Yesterday, after bailing on my tempo run because of leg fatigue, I put in a serious session of foam rolling and stretching. No doubt about it, the front of my quads were sore. That's never happened from cycling alone, yet I've hardly been cycling alone.
The first sign something was up had been the Noon Ride. Running has caused me to lose a bit of weight, and I decided to test my climbing, as well as my pain tolerance, on Old La Honda Road, which the Nooner climbs each Wednesday. Although I was able to keep it on the dark side of my pain threshold the whole way up and was alone, first to the top of the climb, my time, 17:59, was a bit disappointing. When I emailed Cara about it, she noted my Mon run. A dose of reality. No, I can't run a near-half-marathon yet without impact.
Back two days, to Monday...
My excellent coach Dan Smith prescribed a 30-minute recovery run. Yet I was itching for action, energized by Saturday's Low-Key Hillclimb up Metcalf Road, which I ran. So I decided to just park it into a gear of "effortless running", and see if I could rip off my longest run ever.
And I did.

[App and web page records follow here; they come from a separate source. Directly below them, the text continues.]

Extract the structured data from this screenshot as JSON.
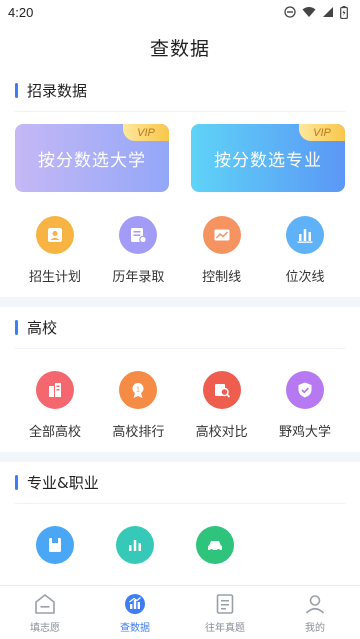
{
  "status_bar": {
    "time": "4:20"
  },
  "header": {
    "title": "查数据"
  },
  "sections": [
    {
      "title": "招录数据",
      "vip_cards": [
        {
          "label": "按分数选大学",
          "badge": "VIP"
        },
        {
          "label": "按分数选专业",
          "badge": "VIP"
        }
      ],
      "items": [
        {
          "label": "招生计划",
          "icon": "admission-plan-icon",
          "color": "#f8b443"
        },
        {
          "label": "历年录取",
          "icon": "admission-history-icon",
          "color": "#a39cf6"
        },
        {
          "label": "控制线",
          "icon": "control-line-icon",
          "color": "#f59460"
        },
        {
          "label": "位次线",
          "icon": "rank-line-icon",
          "color": "#5fb2f7"
        }
      ]
    },
    {
      "title": "高校",
      "items": [
        {
          "label": "全部高校",
          "icon": "all-universities-icon",
          "color": "#f5676e"
        },
        {
          "label": "高校排行",
          "icon": "university-ranking-icon",
          "color": "#f58b45"
        },
        {
          "label": "高校对比",
          "icon": "university-compare-icon",
          "color": "#ef5d4f"
        },
        {
          "label": "野鸡大学",
          "icon": "fake-university-icon",
          "color": "#b679f2"
        }
      ]
    },
    {
      "title": "专业&职业",
      "items": [
        {
          "label": "",
          "icon": "major-book-icon",
          "color": "#4aa7f5"
        },
        {
          "label": "",
          "icon": "major-stats-icon",
          "color": "#37c9b7"
        },
        {
          "label": "",
          "icon": "career-car-icon",
          "color": "#2ec47b"
        }
      ]
    }
  ],
  "tabbar": [
    {
      "label": "填志愿",
      "icon": "fill-application-icon",
      "active": false
    },
    {
      "label": "查数据",
      "icon": "query-data-icon",
      "active": true
    },
    {
      "label": "往年真题",
      "icon": "past-exams-icon",
      "active": false
    },
    {
      "label": "我的",
      "icon": "profile-icon",
      "active": false
    }
  ]
}
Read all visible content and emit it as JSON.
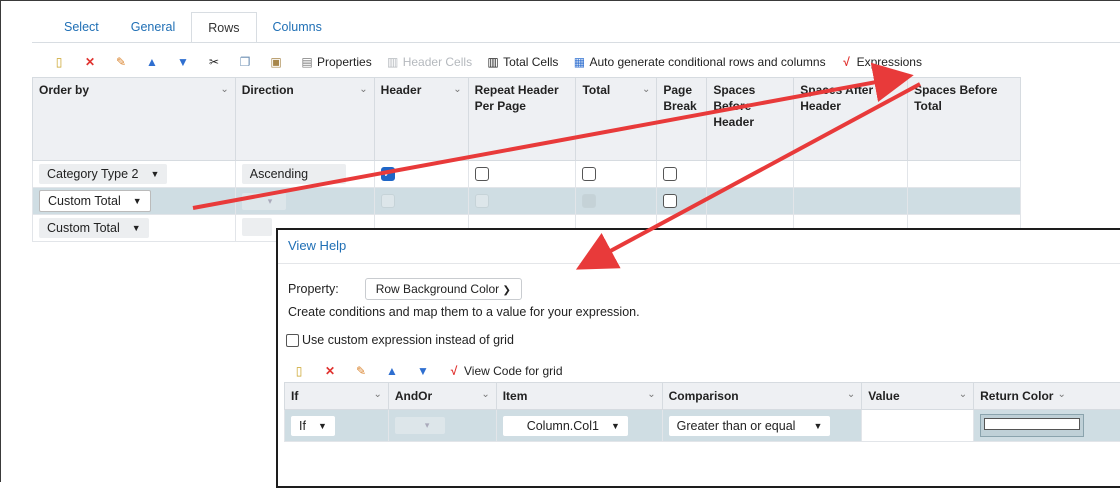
{
  "tabs": [
    "Select",
    "General",
    "Rows",
    "Columns"
  ],
  "toolbar": {
    "properties": "Properties",
    "header_cells": "Header Cells",
    "total_cells": "Total Cells",
    "auto_generate": "Auto generate conditional rows and columns",
    "expressions": "Expressions"
  },
  "grid": {
    "headers": {
      "order_by": "Order by",
      "direction": "Direction",
      "header": "Header",
      "repeat": "Repeat Header Per Page",
      "total": "Total",
      "page_break": "Page Break",
      "sp_before_header": "Spaces Before Header",
      "sp_after_header": "Spaces After Header",
      "sp_before_total": "Spaces Before Total"
    },
    "rows": [
      {
        "order_by": "Category Type 2",
        "direction": "Ascending"
      },
      {
        "order_by": "Custom Total",
        "direction": ""
      },
      {
        "order_by": "Custom Total",
        "direction": ""
      }
    ]
  },
  "dialog": {
    "help": "View Help",
    "property_label": "Property:",
    "property_value": "Row Background Color",
    "description": "Create conditions and map them to a value for your expression.",
    "custom_expr": "Use custom expression instead of grid",
    "view_code": "View Code for grid",
    "headers": {
      "if": "If",
      "andor": "AndOr",
      "item": "Item",
      "comparison": "Comparison",
      "value": "Value",
      "return_color": "Return Color"
    },
    "row": {
      "if": "If",
      "item": "Column.Col1",
      "comparison": "Greater than or equal"
    }
  },
  "colors": {
    "accent": "#1f6fb5",
    "selected_row": "#cfdde3",
    "arrow": "#e83a3a"
  }
}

First, I headed out on 8th Street to Brennan to REI. My only running shirt is long-sleeve. I borrowed a short-sleeve shirt from Cara, but it was too baggy, and I don't want something which is going to contribute so clearly to wind resistance, let alone that baggy shirts look goofy. REI wasn't very helpful, though: even their men's small summer "technical" shirt was similarly sized, and I couldn't find a good women's shirt, so I left the store and continued north-east on Brennan. My legs were a bit stiff, but I was running into looseness, feeling pretty good.
Along the Embarcadero and I was on the Dolphin 10km course. Memories of my race a few weeks ago, just a lot more relaxed this time. Soon, it seemed, I passed the yacht club, site of the start-finish of the race.
After arriving at the foot of the climb at Fort Mason, I impulsively headed out on a cool-looking, semi-circular breakwater and pier. "No taking Dungess Crabs", a sign read, as someone fished a basket out of the water below. He had something in there, but it wasn't a Dungess, I thought. I continued out to the end, where the views were really spectacular: the city on one side, Alcatraz on the other. Then, around a ruined structure, and back to my route. I was surprised to later find this section was on Google Maps (see link earlier this paragraph). This was one of the two highlights of this run.
Over Fort Mason (no big deal), then out on the Marina, past Fillmore where I'd turned inland last time (I was committed to my longest, now!), and toward the Golden Gate Bridge. But not all the way there... at Baker Street, I made a left. Baker now rose ominously ahead of me.
After passing the incredible Palace of Fine Arts, the park populated by tourists speaking French, Italian, but not a word of English, I confronted the climb. It was like Lyon which I'd done previously, on a shorter route. Several blocks of increasing grade until the road gives way to a staircase. However, unlike at Lyon, the staircase then gives way to an as-steep concrete path. The thing has to be 40%, easy. It was challenging on foot; I could only imagine riding it! This was highlight #2.
To the top, I turned right to climb an additional block to what appeared to be the summit. This road, one block over, was actually Lyon Road, which I'd climbed previously. What an excellent climb each of these two roads provides!
I enjoyed the descent of the other side. Descents are all about staying loose, going with the flow, and I'm getting better at them. At Post, before Geary, I turned left to Steiner, to the cycling route I know so well.
Then it was through Western Addition, up the climb to Alamo Square (cutting through the park via the stairs, which I can't do on a bike), down to Duboce, the zig-zag over the tracks to Steiner's sibling Sanchez, then toward Market Street and the Castro.
I was on autopilot now. 16th St, all the way. The streets I call home passed by. Guerrero... Dolores... Valencia... Market. At Florida, I turned left for a stop in Sports Basement. Bingo! They had an excellent running shirt, plain white except for a Sports Basement logo, and light and cheap. The woman working there I could "express my love for Sports Basement" by wearing it. The Sports Basement there does have a good feel about it. Good people work there.
Across Franklin Park to 17th (feeling a bit tired now), back to Potrero Hill....
12.8 miles, according to Google. 48.8% of a marathon, according to units. I felt good, energized if a bit tired. The next day was a recovery day, gym workout only. But I'd still feel this run two days after. Still, I love getting the miles in. And that's gotta be good for something when preparing for a possible marathon.